On July 20, 2023, the Washington Supreme Court issued two companion opinions in Copper Creek (Marysville) Homeowners Association v. Kurtz and Merritt v. USAA Federal Savings Bank. Like Arizona and Colorado, Washington agreed a bankruptcy discharge does not trigger the statute of limitations to enforce a deed of trust.

The Washington Supreme Court explained that the six-year statute of limitations period to collect a missed payment on installment debt begins to run on the date the borrower misses the payment. The final statute of limitations period to collect the debt in any manner does not begin to run until six years after the lender accelerates the debt or the debt fully matures.

When a borrower files for bankruptcy and receives a discharge, the borrower is relieved of personal liability on the debt. However, the Washington Supreme Court agreed that a discharge does not extinguish the underlying debt. The discharge likewise has no effect on the deed of trust recorded against the real property as security, and a creditor’s right to foreclose on the deed of trust passes through the bankruptcy unimpaired. Moreover, a bankruptcy discharge does not void or modify the contractual terms a borrower agreed to prior to bankruptcy.

Accordingly, the Washington Supreme Court confirmed that, after discharge, each installment payment for the debt continues to come due according to the contractual terms. A bankruptcy discharge does not trigger the final installment payment’s due date or accelerate the debt prematurely.

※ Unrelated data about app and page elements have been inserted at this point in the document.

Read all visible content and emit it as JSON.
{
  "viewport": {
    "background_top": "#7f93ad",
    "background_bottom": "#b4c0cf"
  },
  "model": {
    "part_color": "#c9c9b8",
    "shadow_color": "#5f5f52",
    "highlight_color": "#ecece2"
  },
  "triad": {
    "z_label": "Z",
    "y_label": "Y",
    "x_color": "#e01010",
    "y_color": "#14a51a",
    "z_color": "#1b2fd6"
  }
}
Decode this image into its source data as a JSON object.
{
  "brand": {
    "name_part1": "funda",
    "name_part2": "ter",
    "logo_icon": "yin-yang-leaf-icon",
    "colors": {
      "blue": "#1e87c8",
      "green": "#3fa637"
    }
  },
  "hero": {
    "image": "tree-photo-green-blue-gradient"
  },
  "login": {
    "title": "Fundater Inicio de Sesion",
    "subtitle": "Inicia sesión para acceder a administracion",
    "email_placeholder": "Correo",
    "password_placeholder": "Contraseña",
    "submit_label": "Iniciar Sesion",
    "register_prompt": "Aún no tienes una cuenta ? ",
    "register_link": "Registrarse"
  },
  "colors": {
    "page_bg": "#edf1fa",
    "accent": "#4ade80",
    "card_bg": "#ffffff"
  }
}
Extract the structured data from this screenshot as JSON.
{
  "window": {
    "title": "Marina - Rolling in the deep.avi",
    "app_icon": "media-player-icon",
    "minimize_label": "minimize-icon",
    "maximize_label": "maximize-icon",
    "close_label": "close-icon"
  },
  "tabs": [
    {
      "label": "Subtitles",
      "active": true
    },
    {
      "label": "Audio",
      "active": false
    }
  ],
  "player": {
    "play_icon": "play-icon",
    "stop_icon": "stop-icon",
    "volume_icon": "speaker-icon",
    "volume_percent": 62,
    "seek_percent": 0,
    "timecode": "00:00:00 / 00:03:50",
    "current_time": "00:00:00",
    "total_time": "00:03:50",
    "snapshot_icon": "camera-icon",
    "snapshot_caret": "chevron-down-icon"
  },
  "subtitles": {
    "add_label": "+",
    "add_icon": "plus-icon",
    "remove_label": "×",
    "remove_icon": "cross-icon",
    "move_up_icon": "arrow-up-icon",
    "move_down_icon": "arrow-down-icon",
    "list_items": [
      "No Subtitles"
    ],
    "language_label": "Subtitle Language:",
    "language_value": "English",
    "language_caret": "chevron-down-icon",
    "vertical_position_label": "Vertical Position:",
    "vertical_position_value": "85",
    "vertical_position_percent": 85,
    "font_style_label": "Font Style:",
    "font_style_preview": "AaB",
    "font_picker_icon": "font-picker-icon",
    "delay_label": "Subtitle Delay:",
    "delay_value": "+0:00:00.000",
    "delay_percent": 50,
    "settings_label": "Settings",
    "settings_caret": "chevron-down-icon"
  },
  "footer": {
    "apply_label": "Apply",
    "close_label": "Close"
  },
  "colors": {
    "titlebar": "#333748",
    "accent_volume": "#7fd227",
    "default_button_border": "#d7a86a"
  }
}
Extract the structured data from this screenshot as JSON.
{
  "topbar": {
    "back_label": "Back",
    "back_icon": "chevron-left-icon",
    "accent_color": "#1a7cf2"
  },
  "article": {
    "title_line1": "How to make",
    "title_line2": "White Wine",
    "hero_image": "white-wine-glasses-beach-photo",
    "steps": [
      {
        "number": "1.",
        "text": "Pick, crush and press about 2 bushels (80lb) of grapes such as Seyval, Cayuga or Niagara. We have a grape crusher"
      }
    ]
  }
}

In reaching its conclusion, the court disavowed a prior Washington court of appeal’s case dicta suggesting a different outcome. Specifically, any implication that the statute of limitations stops accruing on missed payments due under an installment contract following a bankruptcy discharge is not the law in Washington.